(Data records)
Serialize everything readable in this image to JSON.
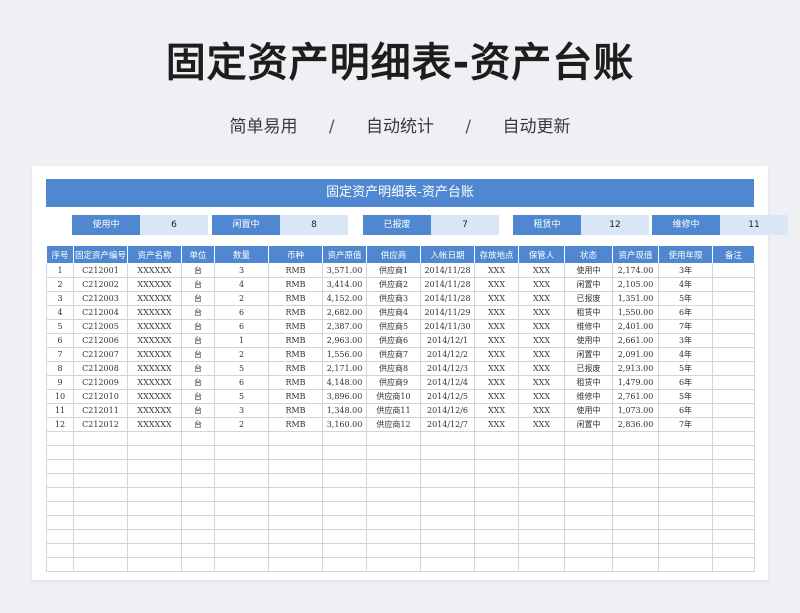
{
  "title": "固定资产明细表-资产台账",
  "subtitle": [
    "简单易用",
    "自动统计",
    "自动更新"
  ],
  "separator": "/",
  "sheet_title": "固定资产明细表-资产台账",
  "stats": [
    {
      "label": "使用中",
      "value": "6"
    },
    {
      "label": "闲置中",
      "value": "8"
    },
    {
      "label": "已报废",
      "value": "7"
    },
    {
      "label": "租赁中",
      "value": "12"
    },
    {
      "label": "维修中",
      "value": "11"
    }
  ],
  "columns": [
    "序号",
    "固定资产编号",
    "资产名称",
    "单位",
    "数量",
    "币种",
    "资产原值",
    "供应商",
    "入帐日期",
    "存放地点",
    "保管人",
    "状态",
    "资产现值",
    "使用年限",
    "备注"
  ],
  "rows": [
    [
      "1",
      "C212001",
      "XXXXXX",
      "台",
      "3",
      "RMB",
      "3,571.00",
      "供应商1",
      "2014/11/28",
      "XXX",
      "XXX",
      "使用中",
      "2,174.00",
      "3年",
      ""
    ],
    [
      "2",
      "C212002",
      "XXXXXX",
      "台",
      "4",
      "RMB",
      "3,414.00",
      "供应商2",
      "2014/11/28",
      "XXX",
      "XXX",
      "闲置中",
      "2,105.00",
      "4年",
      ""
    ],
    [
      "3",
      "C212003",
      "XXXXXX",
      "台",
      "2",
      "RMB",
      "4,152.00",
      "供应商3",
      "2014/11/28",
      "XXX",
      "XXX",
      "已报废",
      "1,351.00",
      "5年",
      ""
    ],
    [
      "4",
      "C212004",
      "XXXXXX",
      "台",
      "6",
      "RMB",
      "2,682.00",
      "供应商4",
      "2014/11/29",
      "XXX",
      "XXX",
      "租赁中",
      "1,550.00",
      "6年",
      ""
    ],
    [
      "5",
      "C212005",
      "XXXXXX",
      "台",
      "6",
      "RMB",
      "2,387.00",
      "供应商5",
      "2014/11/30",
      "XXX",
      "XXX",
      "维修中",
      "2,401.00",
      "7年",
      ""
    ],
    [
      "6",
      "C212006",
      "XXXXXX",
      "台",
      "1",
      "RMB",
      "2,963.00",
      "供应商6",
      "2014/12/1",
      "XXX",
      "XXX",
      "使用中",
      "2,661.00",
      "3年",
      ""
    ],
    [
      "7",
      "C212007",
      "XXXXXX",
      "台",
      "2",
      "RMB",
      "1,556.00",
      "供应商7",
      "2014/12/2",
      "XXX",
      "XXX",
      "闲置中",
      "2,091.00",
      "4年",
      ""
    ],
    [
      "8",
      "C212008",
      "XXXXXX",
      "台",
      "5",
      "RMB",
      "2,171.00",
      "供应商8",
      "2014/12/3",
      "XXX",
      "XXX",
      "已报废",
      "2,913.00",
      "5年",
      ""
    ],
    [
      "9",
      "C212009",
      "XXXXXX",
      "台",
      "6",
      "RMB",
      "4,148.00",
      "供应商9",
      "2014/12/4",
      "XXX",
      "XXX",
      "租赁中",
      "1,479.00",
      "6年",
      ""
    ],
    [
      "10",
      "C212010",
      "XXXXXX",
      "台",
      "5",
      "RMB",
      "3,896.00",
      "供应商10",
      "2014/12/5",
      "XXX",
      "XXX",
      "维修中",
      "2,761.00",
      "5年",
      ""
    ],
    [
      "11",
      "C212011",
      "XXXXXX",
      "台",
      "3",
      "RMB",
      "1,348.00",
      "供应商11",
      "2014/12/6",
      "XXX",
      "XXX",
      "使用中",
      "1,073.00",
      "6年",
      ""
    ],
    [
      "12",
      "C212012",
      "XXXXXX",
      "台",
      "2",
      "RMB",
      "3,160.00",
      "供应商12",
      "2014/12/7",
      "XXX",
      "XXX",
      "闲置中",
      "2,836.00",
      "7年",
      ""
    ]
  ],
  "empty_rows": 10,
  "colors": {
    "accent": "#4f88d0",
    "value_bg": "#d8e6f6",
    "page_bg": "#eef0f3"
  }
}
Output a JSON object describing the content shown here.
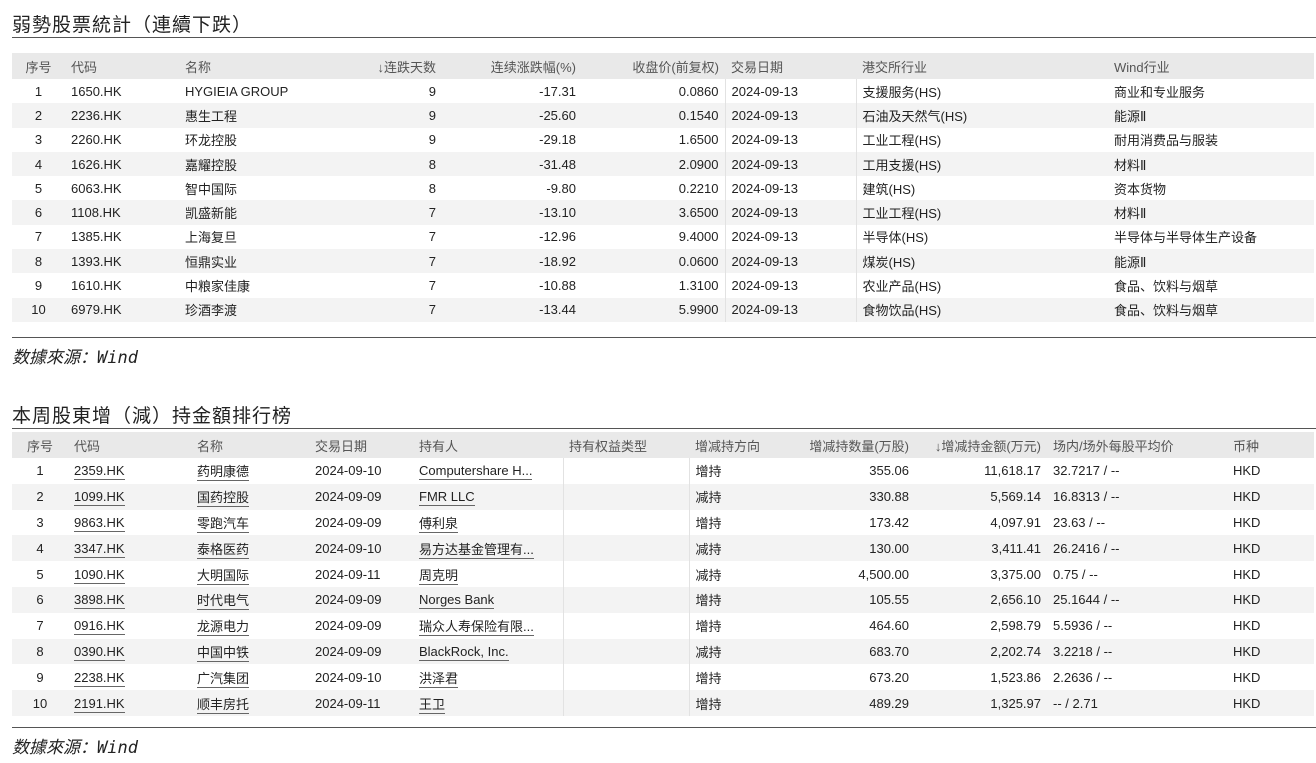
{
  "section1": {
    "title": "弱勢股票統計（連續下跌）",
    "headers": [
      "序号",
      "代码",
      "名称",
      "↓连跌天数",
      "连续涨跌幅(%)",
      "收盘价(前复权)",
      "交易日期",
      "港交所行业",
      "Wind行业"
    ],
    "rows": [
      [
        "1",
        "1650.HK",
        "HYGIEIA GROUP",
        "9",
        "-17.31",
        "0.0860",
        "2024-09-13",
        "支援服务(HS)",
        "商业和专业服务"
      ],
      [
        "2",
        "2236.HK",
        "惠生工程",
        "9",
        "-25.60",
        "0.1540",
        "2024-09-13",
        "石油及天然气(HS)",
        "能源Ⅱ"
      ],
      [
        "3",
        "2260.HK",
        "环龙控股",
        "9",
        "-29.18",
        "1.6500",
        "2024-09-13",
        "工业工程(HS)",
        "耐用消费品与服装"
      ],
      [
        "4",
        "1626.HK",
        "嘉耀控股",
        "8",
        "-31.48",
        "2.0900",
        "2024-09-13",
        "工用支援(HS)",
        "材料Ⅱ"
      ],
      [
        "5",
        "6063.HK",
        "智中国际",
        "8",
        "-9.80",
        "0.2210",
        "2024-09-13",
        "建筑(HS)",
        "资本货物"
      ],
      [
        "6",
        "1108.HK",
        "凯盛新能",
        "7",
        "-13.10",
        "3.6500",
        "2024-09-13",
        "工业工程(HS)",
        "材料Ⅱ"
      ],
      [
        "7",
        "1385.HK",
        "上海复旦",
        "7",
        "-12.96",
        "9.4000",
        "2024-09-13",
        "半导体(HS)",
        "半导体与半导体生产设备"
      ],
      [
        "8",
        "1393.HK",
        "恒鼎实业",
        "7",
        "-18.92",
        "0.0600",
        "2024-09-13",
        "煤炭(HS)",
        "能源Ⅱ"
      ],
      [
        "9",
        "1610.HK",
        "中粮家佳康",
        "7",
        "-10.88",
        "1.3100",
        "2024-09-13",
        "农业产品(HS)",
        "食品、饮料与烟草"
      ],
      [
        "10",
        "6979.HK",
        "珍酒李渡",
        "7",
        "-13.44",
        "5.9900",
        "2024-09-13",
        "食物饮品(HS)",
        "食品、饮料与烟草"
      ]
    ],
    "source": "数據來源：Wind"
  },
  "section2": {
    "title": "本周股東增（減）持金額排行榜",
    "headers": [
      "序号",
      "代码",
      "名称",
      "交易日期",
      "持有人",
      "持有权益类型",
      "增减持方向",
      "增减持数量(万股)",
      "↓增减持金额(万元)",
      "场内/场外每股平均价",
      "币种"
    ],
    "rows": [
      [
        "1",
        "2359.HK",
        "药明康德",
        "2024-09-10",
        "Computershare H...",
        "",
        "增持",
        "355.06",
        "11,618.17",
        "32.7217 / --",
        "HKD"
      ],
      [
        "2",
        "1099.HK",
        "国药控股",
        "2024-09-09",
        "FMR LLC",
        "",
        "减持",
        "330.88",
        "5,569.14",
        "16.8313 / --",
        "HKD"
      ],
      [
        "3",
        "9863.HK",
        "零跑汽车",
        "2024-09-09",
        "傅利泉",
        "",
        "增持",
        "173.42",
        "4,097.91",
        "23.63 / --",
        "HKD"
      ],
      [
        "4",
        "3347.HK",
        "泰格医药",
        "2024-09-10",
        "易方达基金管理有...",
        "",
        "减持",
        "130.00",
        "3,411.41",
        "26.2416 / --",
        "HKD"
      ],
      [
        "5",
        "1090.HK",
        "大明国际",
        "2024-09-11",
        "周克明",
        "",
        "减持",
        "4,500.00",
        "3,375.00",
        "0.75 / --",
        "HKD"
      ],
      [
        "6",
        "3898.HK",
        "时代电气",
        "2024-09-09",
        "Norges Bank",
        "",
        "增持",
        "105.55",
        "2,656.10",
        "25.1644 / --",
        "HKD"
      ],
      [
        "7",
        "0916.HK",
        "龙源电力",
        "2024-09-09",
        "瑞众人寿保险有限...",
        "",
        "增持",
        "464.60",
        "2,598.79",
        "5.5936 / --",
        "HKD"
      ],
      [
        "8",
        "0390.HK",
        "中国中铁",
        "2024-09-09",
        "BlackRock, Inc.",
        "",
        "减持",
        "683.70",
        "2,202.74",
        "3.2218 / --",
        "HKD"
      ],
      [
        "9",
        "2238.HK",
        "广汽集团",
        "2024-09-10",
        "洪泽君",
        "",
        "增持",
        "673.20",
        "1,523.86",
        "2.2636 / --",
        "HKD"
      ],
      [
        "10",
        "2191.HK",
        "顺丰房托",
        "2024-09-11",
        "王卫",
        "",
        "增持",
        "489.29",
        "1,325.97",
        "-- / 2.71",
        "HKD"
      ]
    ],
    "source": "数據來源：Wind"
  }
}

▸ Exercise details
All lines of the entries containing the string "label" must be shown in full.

▸ Exercise answer
      "label": "使用中",
      "label": "闲置中",
      "label": "已报废",
      "label": "租赁中",
      "label": "维修中",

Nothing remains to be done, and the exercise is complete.